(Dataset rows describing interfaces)

=-=-=

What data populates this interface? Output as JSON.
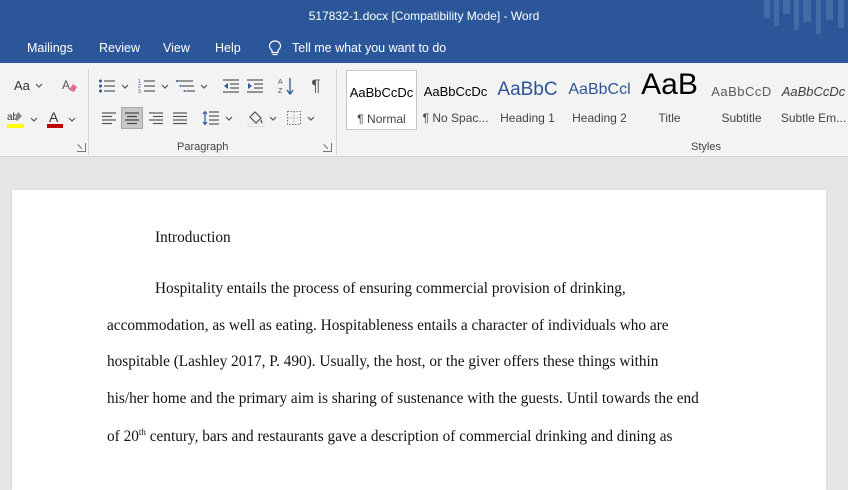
{
  "window": {
    "title": "517832-1.docx [Compatibility Mode]  -  Word"
  },
  "tabs": [
    "Mailings",
    "Review",
    "View",
    "Help"
  ],
  "tell_me": {
    "text": "Tell me what you want to do"
  },
  "ribbon": {
    "font_size_btn": "Aa",
    "groups": {
      "paragraph": "Paragraph",
      "styles": "Styles"
    },
    "styles": [
      {
        "sample": "AaBbCcDc",
        "label": "¶ Normal"
      },
      {
        "sample": "AaBbCcDc",
        "label": "¶ No Spac..."
      },
      {
        "sample": "AaBbC",
        "label": "Heading 1"
      },
      {
        "sample": "AaBbCcl",
        "label": "Heading 2"
      },
      {
        "sample": "AaB",
        "label": "Title"
      },
      {
        "sample": "AaBbCcD",
        "label": "Subtitle"
      },
      {
        "sample": "AaBbCcDc",
        "label": "Subtle Em..."
      }
    ]
  },
  "document": {
    "heading": "Introduction",
    "lines": [
      "Hospitality entails the process of ensuring commercial provision of drinking,",
      "accommodation, as well as eating. Hospitableness entails a character of individuals who are",
      "hospitable (Lashley 2017, P. 490). Usually, the host, or the giver offers these things within",
      "his/her home and the primary aim is sharing of sustenance with the guests. Until towards the end"
    ],
    "last_line_pre": "of 20",
    "last_line_sup": "th",
    "last_line_post": " century, bars and restaurants gave a description of commercial drinking and dining as"
  },
  "colors": {
    "accent": "#2b579a",
    "highlight": "#ffff00",
    "font_color": "#c00000"
  }
}
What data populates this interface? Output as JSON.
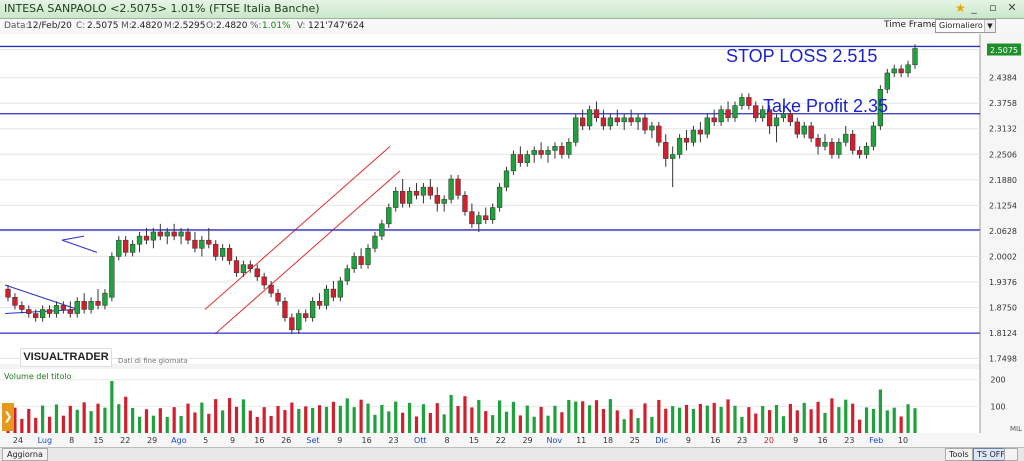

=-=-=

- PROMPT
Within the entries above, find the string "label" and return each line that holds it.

- FINISHED TASK
        "label": "¶ Normal"
        "label": "¶ No Spac..."
        "label": "Heading 1"
        "label": "Heading 2"
        "label": "Title"
        "label": "Subtitle"
        "label": "Subtle Em..."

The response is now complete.